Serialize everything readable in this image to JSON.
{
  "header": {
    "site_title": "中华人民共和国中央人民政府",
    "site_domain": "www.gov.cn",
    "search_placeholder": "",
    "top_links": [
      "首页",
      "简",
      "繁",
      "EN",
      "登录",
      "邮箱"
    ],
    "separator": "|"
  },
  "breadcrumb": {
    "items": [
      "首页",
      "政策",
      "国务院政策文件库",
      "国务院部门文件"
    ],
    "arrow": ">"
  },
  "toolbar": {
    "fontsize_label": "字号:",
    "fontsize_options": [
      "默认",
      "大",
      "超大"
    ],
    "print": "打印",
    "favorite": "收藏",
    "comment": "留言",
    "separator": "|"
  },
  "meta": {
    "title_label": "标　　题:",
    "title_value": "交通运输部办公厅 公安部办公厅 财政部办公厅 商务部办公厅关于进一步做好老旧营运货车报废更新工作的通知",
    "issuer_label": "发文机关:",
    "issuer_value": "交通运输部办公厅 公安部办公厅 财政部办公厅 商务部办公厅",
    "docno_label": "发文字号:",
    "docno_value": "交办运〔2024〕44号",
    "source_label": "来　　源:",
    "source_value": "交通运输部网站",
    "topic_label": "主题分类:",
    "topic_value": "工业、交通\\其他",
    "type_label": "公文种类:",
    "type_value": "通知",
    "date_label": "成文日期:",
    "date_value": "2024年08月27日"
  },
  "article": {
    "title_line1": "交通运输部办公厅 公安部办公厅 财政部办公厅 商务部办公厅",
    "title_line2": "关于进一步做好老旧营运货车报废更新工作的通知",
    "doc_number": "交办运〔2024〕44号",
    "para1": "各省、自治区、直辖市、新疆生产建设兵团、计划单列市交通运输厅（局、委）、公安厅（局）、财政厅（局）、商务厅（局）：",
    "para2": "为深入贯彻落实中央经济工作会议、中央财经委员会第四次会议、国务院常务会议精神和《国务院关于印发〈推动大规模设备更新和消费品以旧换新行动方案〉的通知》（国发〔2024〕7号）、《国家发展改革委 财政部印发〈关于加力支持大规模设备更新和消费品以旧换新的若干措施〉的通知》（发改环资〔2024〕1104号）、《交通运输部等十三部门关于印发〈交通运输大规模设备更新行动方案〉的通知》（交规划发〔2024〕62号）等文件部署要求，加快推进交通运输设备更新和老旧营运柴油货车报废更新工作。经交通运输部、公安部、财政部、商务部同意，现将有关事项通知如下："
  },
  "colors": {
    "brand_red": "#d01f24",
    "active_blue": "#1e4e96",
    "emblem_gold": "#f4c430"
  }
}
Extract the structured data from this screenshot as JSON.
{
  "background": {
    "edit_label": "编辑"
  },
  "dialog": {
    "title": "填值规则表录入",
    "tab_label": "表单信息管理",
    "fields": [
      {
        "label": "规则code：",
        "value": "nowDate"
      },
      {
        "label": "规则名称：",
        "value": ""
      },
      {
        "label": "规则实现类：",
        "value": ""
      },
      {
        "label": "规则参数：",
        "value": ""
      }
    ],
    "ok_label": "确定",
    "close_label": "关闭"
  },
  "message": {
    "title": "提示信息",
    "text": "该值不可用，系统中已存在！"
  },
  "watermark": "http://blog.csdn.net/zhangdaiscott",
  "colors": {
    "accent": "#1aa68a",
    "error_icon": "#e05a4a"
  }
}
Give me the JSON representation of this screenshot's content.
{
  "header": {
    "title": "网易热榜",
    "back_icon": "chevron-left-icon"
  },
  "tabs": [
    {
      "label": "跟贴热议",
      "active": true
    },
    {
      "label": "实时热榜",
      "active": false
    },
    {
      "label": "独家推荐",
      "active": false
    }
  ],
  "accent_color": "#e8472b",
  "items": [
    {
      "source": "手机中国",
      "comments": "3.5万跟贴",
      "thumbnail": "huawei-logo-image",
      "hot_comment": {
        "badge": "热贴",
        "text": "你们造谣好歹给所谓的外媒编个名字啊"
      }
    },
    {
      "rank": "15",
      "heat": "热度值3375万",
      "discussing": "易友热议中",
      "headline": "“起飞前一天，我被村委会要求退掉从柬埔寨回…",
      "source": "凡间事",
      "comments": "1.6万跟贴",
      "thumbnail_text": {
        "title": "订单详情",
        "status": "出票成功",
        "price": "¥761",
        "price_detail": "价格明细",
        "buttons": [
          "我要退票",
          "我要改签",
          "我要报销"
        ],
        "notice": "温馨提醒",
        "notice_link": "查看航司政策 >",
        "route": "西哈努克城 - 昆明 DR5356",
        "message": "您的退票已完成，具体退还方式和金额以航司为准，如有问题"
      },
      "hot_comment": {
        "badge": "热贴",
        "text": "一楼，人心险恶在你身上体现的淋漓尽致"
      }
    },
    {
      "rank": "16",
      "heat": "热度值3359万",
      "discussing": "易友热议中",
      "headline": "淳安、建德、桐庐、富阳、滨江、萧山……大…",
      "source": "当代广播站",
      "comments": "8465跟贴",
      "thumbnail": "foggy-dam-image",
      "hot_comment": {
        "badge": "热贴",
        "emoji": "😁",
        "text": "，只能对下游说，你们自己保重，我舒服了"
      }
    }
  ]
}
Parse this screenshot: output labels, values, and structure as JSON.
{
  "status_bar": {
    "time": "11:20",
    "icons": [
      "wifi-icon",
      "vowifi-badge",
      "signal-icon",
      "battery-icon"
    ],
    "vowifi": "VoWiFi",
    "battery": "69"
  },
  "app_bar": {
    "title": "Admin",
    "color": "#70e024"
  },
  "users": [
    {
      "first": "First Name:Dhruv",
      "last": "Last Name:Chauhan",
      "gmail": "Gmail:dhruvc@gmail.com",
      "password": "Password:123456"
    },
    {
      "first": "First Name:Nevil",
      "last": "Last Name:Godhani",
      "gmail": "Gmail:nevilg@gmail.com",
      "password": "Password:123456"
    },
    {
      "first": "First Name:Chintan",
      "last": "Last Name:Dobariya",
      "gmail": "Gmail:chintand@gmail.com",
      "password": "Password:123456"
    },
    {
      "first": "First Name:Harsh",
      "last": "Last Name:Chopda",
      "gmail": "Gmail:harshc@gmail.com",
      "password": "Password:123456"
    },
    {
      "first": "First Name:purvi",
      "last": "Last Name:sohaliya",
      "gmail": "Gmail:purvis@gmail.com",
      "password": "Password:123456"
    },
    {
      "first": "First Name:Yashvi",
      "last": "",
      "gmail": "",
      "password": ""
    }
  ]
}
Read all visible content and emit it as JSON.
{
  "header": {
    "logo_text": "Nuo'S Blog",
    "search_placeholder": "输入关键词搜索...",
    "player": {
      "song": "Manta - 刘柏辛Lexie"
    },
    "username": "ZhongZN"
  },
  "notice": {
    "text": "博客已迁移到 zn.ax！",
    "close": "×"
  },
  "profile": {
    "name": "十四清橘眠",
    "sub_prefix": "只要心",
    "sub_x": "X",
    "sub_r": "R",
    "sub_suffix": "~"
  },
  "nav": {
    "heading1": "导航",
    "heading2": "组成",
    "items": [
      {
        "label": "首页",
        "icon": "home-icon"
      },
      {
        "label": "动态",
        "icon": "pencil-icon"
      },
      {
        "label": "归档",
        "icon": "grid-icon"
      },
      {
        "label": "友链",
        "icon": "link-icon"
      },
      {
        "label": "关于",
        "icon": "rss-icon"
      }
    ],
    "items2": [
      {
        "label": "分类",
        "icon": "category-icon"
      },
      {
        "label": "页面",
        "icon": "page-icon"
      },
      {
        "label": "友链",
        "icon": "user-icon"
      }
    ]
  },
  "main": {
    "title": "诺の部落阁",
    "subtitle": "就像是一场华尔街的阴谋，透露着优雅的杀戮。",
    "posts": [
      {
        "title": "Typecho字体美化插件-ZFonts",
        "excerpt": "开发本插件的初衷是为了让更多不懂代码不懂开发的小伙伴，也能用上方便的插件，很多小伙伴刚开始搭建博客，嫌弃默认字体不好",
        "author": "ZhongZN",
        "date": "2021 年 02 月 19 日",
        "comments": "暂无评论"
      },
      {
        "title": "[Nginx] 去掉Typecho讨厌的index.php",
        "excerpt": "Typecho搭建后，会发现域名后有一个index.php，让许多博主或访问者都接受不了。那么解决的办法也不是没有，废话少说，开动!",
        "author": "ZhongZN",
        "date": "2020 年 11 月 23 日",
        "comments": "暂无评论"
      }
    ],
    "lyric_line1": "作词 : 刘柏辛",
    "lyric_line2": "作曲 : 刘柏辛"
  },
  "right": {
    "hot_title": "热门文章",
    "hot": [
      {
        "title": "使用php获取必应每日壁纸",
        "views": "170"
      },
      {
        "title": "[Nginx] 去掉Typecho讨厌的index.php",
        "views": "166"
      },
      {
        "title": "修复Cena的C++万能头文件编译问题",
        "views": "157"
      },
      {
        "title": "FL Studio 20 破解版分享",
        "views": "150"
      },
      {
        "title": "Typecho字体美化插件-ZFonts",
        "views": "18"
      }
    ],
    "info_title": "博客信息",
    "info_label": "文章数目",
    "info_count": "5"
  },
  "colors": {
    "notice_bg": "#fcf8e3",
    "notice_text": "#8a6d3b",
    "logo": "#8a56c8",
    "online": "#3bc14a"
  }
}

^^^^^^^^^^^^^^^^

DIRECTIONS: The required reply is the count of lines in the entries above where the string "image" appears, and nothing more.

ANSWER TO THE PROBLEM: 3